Data supplied:
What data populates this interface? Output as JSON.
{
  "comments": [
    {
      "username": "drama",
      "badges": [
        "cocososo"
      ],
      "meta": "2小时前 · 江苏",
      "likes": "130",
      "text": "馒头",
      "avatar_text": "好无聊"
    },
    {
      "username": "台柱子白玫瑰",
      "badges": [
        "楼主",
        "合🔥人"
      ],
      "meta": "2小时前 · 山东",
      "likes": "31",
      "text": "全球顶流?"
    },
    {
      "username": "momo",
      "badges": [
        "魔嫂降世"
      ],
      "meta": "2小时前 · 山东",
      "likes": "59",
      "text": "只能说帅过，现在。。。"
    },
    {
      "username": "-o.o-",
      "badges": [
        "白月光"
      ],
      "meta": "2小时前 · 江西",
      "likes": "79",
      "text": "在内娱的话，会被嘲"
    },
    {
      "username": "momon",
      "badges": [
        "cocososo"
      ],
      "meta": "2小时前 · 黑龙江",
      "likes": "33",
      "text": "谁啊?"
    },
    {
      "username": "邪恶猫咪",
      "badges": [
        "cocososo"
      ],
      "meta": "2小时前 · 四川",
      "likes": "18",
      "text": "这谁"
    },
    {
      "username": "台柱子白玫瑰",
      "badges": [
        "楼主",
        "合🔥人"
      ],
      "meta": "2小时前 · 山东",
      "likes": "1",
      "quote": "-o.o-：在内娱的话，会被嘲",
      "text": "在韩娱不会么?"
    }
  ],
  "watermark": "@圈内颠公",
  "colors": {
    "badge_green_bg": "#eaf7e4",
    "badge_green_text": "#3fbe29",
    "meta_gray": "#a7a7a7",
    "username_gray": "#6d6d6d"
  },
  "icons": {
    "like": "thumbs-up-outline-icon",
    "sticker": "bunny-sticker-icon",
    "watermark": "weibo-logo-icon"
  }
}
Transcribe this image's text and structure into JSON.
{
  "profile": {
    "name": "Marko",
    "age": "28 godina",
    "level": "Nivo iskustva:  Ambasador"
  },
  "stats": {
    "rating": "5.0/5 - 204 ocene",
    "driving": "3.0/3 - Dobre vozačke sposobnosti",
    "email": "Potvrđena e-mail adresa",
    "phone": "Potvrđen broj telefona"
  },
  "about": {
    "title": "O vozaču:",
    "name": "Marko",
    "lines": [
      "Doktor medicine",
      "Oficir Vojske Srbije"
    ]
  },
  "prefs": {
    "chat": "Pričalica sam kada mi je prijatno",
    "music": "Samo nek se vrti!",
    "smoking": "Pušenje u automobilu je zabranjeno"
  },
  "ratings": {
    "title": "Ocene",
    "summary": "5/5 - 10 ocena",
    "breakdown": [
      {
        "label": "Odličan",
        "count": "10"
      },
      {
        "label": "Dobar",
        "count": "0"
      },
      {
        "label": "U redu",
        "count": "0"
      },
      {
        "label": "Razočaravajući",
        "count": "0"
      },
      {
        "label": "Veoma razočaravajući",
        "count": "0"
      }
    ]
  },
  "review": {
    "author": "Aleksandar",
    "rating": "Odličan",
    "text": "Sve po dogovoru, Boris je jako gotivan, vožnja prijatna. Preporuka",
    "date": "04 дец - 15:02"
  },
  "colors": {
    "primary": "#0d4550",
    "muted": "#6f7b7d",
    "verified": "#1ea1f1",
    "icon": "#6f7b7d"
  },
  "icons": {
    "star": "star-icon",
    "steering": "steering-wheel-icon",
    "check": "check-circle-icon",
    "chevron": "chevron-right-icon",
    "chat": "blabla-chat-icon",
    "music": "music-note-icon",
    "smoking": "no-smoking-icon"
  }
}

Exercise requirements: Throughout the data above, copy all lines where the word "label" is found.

Reply:
        "label": "Odličan",
        "label": "Dobar",
        "label": "U redu",
        "label": "Razočaravajući",
        "label": "Veoma razočaravajući",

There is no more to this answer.